Driving change will start with boosting and maintaining the supply of skilled workers, and building industries that can capitalise on our competitive advantages and contribute to the world’s continued pursuit of sustainability.
Recently, the new Labor government was warned about the worsening skills shortage and the threat it poses to economic recovery. Australia is experiencing the second most severe labour shortage in the developed world, according to the latest OECD economic outlook. Understandably, negative migration over the last couple of years is a major driver of this. But it shows that we aren’t producing an adequate supply of skilled workers locally. We can only rely on migrant skilled workers to a limited extent, and if we don’t foster the industries that can offer rewarding skilled work then there’s no reason for them to migrate here.
The responsibility for formulating pathways out of this situation does not solely rely on the government, despite what the outcries for help suggest. Whilst government intervention in the form of education reform, incentives, immigration policy, and grants is certainly essential, businesses and the buying community also share a duty to drive skilled worker development and retention.
Businesses, such as Black Lab Design, have the ability to establish working environments that power the desire for people to learn valuable skills and knowledge, in our case that’s in engineering, industrial design, fabrication, computer and machine programming or logistics management.
Customers, and the wider community as a whole, can encourage growth in the supply of skilled workers in Australia through the demands they make for the products they buy and services they use.
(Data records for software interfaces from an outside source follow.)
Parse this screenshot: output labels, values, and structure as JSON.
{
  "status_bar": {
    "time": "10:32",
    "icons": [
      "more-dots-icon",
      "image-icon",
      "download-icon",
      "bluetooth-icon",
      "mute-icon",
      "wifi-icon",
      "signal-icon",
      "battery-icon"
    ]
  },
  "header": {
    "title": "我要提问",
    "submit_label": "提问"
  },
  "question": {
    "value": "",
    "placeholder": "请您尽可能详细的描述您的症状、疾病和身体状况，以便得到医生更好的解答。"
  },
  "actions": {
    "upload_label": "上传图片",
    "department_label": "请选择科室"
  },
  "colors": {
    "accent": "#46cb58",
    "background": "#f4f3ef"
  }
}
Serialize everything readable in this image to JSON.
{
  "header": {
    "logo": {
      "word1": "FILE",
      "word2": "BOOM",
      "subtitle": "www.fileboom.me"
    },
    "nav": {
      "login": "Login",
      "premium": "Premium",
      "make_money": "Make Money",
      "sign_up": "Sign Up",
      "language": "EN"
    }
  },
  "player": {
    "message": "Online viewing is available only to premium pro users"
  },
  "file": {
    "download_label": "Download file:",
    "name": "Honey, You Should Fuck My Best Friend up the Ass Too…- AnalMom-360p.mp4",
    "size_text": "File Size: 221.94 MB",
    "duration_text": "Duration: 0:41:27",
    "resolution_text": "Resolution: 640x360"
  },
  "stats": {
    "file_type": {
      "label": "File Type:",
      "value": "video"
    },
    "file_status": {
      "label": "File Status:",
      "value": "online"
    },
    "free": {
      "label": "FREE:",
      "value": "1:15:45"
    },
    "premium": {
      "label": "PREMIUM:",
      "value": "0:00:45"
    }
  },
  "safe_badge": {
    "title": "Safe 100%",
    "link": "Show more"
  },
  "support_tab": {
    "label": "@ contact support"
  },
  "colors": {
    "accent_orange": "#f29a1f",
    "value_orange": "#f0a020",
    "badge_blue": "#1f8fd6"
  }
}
This starts with a shift in the perceptions of manufacturing’s importance to the economy and the intrinsic benefits of buying and consuming locally. According to Roy Morgan polling for Australian Made this year, 89% of Australians believe more manufacturing should be undertaken here. That shows a notable improvement in perceptions from previous surveys, but it must be backed up by buying behaviour and demand.
Australia is uniquely positioned to contribute to the world’s continued pursuit of sustainability, and in doing so, drive the creation of value in a diverse range of industries making the products that accommodate the green future. Rather ironically though, it is our critical mineral supplies that have the potential to create the most value in the push towards emissions reductions – meaning more mining will be required. Electric cars, solar panels, wind turbines – they all require significant amounts of critical minerals to work and Australia has rich deposits of these. The opportunity here though, is not to just focus on the extractive exercise for wealth, as was seen during the iron ore boom, but to create a whole new industry that can process the metals right here in Australia. From this, we can own the entire value-adding chain all the way through to final manufacturing.
Young mining company Cobalt Blue Holdings is showing how this can be done in the extraction and processing of cobalt, a material required for the lithium-ion batteries that power EVs. Seeking to commercialise their Broken Hill mine site, Cobalt Blue has created the world’s first process that can extract the cobalt and create a commercial, battery-ready product on site. The value adding process is thus being kept in Australia and with the addition of an onshore battery manufacturing plant, the entire process could be completed within our borders. That’s just one example of an entire industry being established to capitalise on the push for emissions reductions.
An Australian Made Decade lies ahead, where we can invigorate complexity in our economy to create a rich, rewarding and sustainable future. Wide recognition of the importance of ‘Australian Made’ beyond patriotic promotion and instead for the environmental, economic and quality benefit is imperative. A skilled workforce will carry the transition to a sustainable ecosystem of businesses collectively enhancing our national capability to ‘make things’.